# Work to complete:
Write only the number of lines in the entries that hold the string "Plus".

Data records for software interfaces
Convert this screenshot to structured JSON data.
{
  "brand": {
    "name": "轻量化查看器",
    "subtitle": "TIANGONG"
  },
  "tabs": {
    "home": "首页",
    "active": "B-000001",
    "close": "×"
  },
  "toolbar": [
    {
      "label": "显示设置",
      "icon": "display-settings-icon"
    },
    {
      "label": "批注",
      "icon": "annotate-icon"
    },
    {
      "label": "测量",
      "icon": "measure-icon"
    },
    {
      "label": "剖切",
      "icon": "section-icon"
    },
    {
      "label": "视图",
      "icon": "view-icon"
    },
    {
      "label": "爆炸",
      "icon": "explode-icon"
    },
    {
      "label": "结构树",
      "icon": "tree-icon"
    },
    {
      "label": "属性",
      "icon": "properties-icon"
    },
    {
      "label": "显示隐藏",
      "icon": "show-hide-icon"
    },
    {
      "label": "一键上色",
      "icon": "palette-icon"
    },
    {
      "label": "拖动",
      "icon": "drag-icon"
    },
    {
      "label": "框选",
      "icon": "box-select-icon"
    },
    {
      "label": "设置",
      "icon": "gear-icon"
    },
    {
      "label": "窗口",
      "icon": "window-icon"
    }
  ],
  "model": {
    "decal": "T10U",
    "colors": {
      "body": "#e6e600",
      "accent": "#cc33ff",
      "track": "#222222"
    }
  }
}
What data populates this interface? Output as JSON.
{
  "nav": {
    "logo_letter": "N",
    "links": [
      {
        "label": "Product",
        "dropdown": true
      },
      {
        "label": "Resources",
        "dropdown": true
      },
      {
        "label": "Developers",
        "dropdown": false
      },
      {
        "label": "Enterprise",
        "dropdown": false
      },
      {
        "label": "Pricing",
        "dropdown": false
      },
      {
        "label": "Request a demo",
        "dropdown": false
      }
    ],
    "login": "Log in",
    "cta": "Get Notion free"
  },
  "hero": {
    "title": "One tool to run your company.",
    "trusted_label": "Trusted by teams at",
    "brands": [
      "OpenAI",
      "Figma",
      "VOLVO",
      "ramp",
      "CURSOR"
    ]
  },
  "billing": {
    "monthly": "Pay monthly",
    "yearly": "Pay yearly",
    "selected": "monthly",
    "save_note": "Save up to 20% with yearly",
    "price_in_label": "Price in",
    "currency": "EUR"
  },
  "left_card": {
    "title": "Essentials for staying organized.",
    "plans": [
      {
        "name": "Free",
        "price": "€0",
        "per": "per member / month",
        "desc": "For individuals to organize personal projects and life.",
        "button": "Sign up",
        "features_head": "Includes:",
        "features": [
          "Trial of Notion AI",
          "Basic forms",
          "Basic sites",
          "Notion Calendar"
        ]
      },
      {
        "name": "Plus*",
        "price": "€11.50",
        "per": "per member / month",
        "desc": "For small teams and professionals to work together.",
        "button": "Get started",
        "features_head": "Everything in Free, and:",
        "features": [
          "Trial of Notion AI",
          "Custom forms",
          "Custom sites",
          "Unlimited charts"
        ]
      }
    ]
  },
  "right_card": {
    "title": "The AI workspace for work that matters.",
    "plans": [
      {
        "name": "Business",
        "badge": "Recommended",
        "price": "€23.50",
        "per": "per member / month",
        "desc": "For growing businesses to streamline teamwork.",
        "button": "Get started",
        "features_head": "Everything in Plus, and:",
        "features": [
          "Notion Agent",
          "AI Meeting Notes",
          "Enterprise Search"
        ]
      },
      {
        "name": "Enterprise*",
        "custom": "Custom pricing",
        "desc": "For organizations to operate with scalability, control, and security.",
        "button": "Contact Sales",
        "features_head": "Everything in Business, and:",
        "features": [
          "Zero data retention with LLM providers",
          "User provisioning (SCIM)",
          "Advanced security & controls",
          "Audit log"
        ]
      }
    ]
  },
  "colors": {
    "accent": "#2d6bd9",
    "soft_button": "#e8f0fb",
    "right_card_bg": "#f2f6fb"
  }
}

# Answer for the task:
2